Authors: Francesca Hu, Lucy Dong
Doing any sort of business in China requires flexibility, cultural intelligence, and quite a bit of humility. Any discussion of business in China starts with a foundational topic: the concept of “face”.
There’s a saying in the Chinese language that goes “人要脸树要皮”, which translates to mean “Men can’t live without face, trees can’t live without bark”. In business, your Chinese counterpart needs “face”. The concept of ‘face’, “面子”, refers to the amount of “dignity” or “prestige” that’s associated with an individual. So, it is key to keep your business partners from losing respect for oneself or to avoid embarrassment.
For many western businesspeople, this may seem like a silly game, but it is not something that the Chinese take lightly. The important takeaway is to treat your hosts and potential business partners with the utmost respect and if you do have suggestions or challenges, bring them up carefully in private only.

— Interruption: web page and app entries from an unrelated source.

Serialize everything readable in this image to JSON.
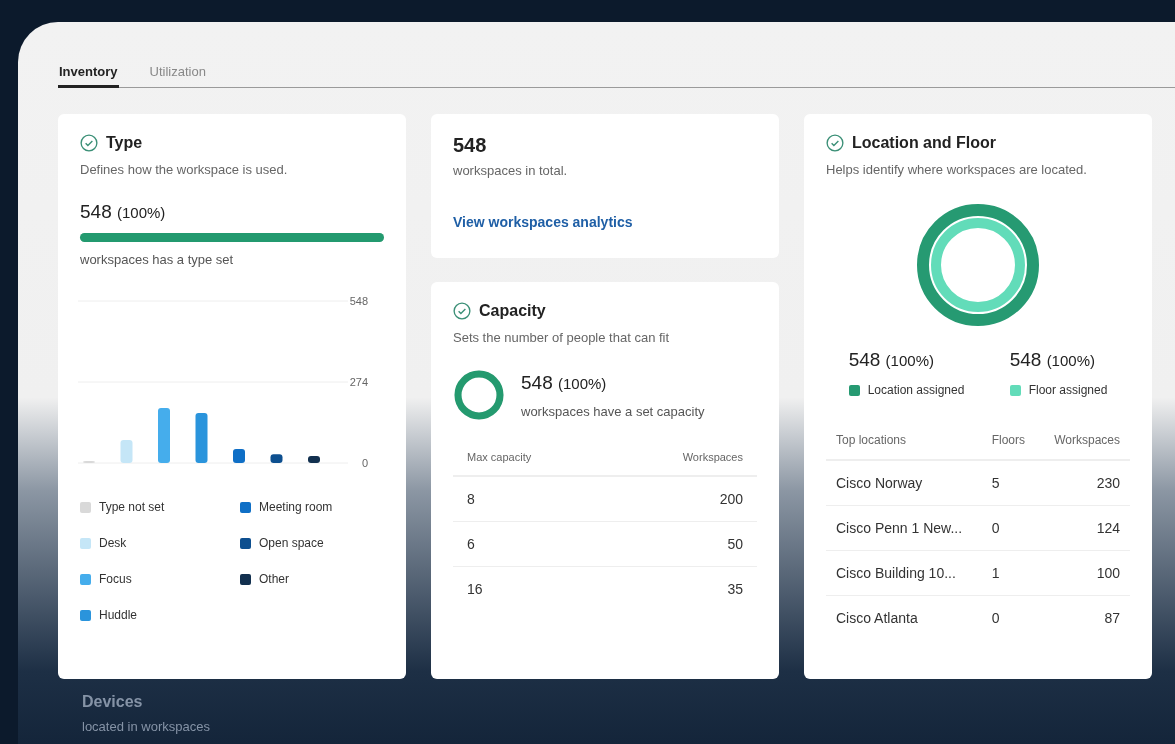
{
  "tabs": [
    {
      "label": "Inventory",
      "selected": true
    },
    {
      "label": "Utilization",
      "selected": false
    }
  ],
  "type_card": {
    "title": "Type",
    "description": "Defines how the workspace is used.",
    "count": "548",
    "percent": "(100%)",
    "level": 1,
    "caption": "workspaces has a type set",
    "chart_data": {
      "type": "bar",
      "ylim": [
        0,
        548
      ],
      "yticks": [
        548,
        274,
        0
      ],
      "series": [
        {
          "name": "Type not set",
          "color": "#d9d9d9",
          "values": [
            2
          ]
        },
        {
          "name": "Desk",
          "color": "#c5e6f7",
          "values": [
            78
          ]
        },
        {
          "name": "Focus",
          "color": "#45adec",
          "values": [
            186
          ]
        },
        {
          "name": "Huddle",
          "color": "#2a94dc",
          "values": [
            169
          ]
        },
        {
          "name": "Meeting room",
          "color": "#0f6fc6",
          "values": [
            47
          ]
        },
        {
          "name": "Open space",
          "color": "#0d4f8f",
          "values": [
            30
          ]
        },
        {
          "name": "Other",
          "color": "#12304f",
          "values": [
            24
          ]
        }
      ]
    }
  },
  "total_card": {
    "count": "548",
    "caption": "workspaces in total.",
    "link": "View workspaces analytics"
  },
  "capacity_card": {
    "title": "Capacity",
    "description": "Sets the number of people that can fit",
    "count": "548",
    "percent": "(100%)",
    "level": 1,
    "caption": "workspaces have a set capacity",
    "columns": [
      "Max capacity",
      "Workspaces"
    ],
    "rows": [
      [
        "8",
        "200"
      ],
      [
        "6",
        "50"
      ],
      [
        "16",
        "35"
      ]
    ]
  },
  "location_card": {
    "title": "Location and Floor",
    "description": "Helps identify where workspaces are located.",
    "stats": [
      {
        "count": "548",
        "percent": "(100%)",
        "label": "Location assigned",
        "color": "#269a72",
        "level": 1
      },
      {
        "count": "548",
        "percent": "(100%)",
        "label": "Floor assigned",
        "color": "#62dcb9",
        "level": 1
      }
    ],
    "columns": [
      "Top locations",
      "Floors",
      "Workspaces"
    ],
    "rows": [
      [
        "Cisco Norway",
        "5",
        "230"
      ],
      [
        "Cisco Penn 1 New...",
        "0",
        "124"
      ],
      [
        "Cisco Building 10...",
        "1",
        "100"
      ],
      [
        "Cisco Atlanta",
        "0",
        "87"
      ]
    ]
  },
  "devices": {
    "title": "Devices",
    "caption": "located in workspaces"
  }
}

When you first greet a Chinese person in a business context, a traditional handshake and “Nihao” (“Hello”) is sufficient for both men and women. Nodding and smiling are also very common greetings. It is advised to address your business partners with a professional title (or Mr / Madam / Miss if they don’t have one) and their name.
Gift-giving in business relationships used to be a significant part of doing business in the country, but over the past decade, China has cracked down on rampant corruption stemming from it. Given the minor importance of gifts today, they should not be too expensive and always be wrapped. It is best to keep gifts small and personal, if possible. For example, bringing a bottle of wine from a vineyard near your hometown or giving a nice skincare product to a female counterpart, can be a welcome gesture. The gift must be given and/or received with both hands and are rarely opened in front of the gift giver.

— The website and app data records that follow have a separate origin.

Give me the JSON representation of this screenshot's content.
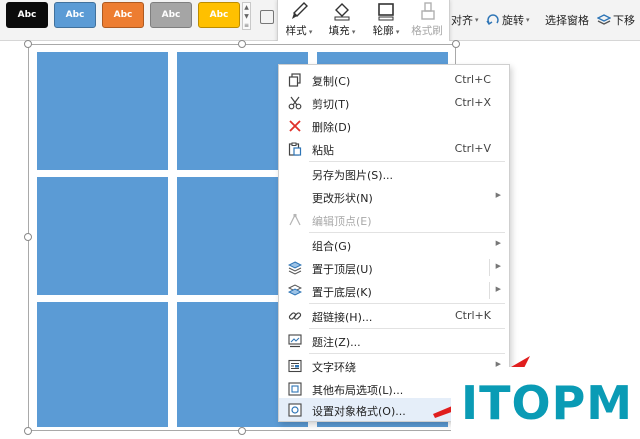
{
  "ribbon": {
    "styles": [
      {
        "label": "Abc",
        "bg": "#0b0b0b",
        "fg": "#ffffff",
        "border": "#0b0b0b"
      },
      {
        "label": "Abc",
        "bg": "#5b9bd5",
        "fg": "#ffffff",
        "border": "#41719c"
      },
      {
        "label": "Abc",
        "bg": "#ed7d31",
        "fg": "#ffffff",
        "border": "#ae5a21"
      },
      {
        "label": "Abc",
        "bg": "#a5a5a5",
        "fg": "#ffffff",
        "border": "#7f7f7f"
      },
      {
        "label": "Abc",
        "bg": "#ffc000",
        "fg": "#ffffff",
        "border": "#bc8c00"
      }
    ],
    "style_label": "样式",
    "fill_label": "填充",
    "outline_label": "轮廓",
    "format_painter_label": "格式刷",
    "align_label": "对齐",
    "rotate_label": "旋转",
    "selection_pane_label": "选择窗格",
    "move_down_label": "下移"
  },
  "context_menu": {
    "items": [
      {
        "label": "复制(C)",
        "shortcut": "Ctrl+C",
        "icon": "copy-icon"
      },
      {
        "label": "剪切(T)",
        "shortcut": "Ctrl+X",
        "icon": "scissors-icon"
      },
      {
        "label": "删除(D)",
        "shortcut": "",
        "icon": "delete-x-icon"
      },
      {
        "label": "粘贴",
        "shortcut": "Ctrl+V",
        "icon": "paste-icon"
      },
      {
        "label": "另存为图片(S)...",
        "shortcut": "",
        "icon": ""
      },
      {
        "label": "更改形状(N)",
        "shortcut": "",
        "icon": ""
      },
      {
        "label": "编辑顶点(E)",
        "shortcut": "",
        "icon": "edit-points-icon"
      },
      {
        "label": "组合(G)",
        "shortcut": "",
        "icon": ""
      },
      {
        "label": "置于顶层(U)",
        "shortcut": "",
        "icon": "bring-to-front-icon"
      },
      {
        "label": "置于底层(K)",
        "shortcut": "",
        "icon": "send-to-back-icon"
      },
      {
        "label": "超链接(H)...",
        "shortcut": "Ctrl+K",
        "icon": "hyperlink-icon"
      },
      {
        "label": "题注(Z)...",
        "shortcut": "",
        "icon": "caption-icon"
      },
      {
        "label": "文字环绕",
        "shortcut": "",
        "icon": "text-wrap-icon"
      },
      {
        "label": "其他布局选项(L)...",
        "shortcut": "",
        "icon": "layout-options-icon"
      },
      {
        "label": "设置对象格式(O)...",
        "shortcut": "",
        "icon": "format-object-icon"
      }
    ]
  },
  "colors": {
    "tile": "#5b9bd5",
    "delete_red": "#e0312a",
    "watermark": "#0a9bb5",
    "arrow_red": "#e01e1e",
    "highlight": "#e5eef9"
  },
  "watermark": {
    "text": "ITOPM"
  }
}
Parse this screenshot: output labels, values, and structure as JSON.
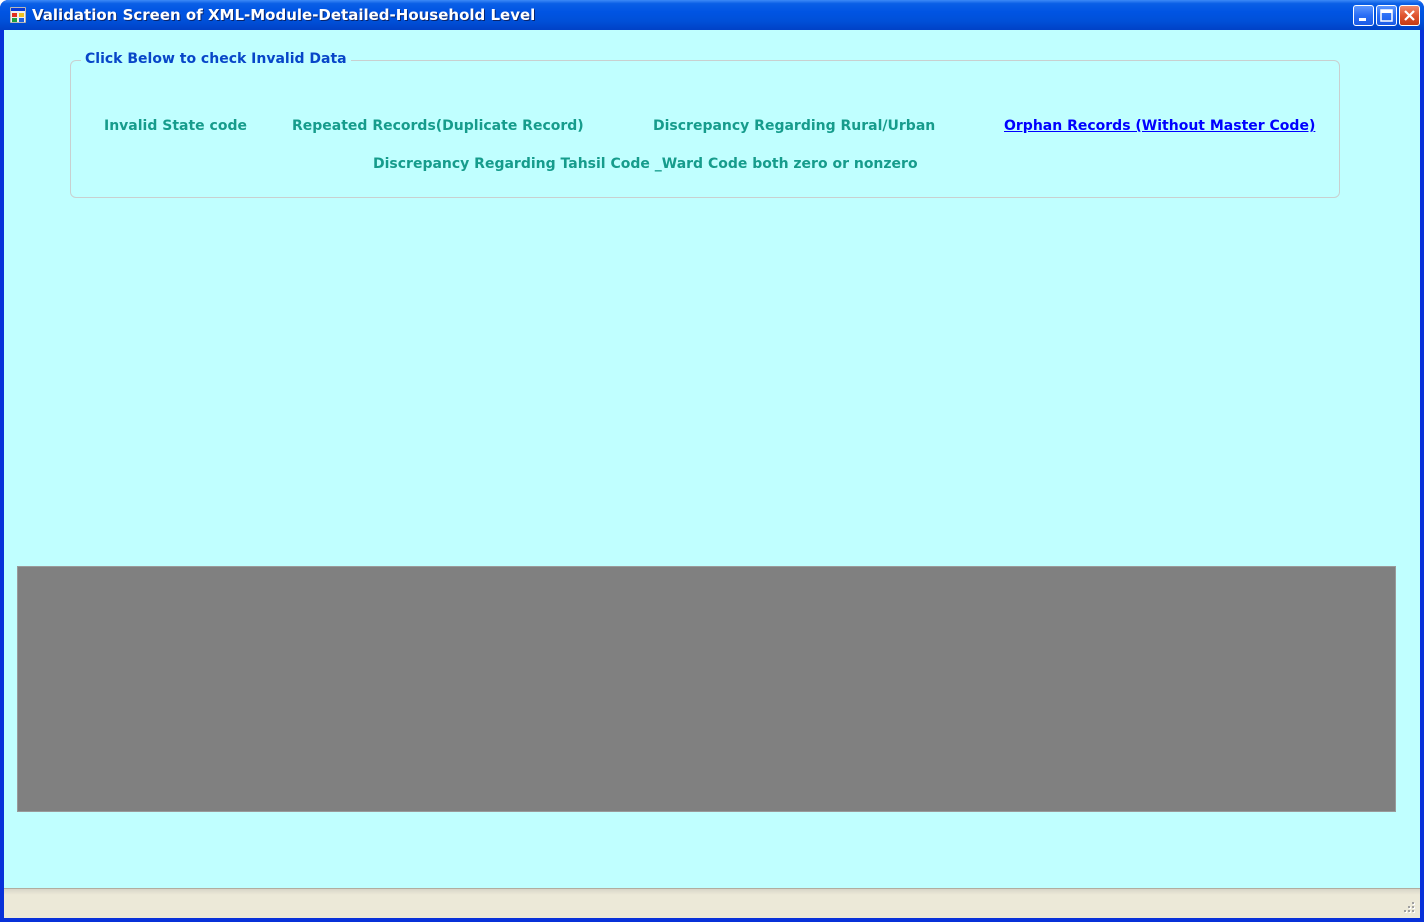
{
  "window": {
    "title": "Validation Screen of XML-Module-Detailed-Household Level"
  },
  "group": {
    "legend": "Click Below to check Invalid Data"
  },
  "links": {
    "invalid_state_code": "Invalid State code",
    "repeated_records": "Repeated Records(Duplicate Record)",
    "rural_urban": "Discrepancy Regarding Rural/Urban",
    "orphan_records": "Orphan Records (Without Master Code)",
    "tahsil_ward": "Discrepancy Regarding Tahsil Code _Ward Code both zero or nonzero"
  },
  "colors": {
    "client_background": "#c0ffff",
    "link_color": "#169c8c",
    "active_link_color": "#0000ff",
    "legend_color": "#0846c8",
    "grid_background": "#808080"
  }
}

If you’re curious about the topic, check out our article “The Chinese and Italian Business models“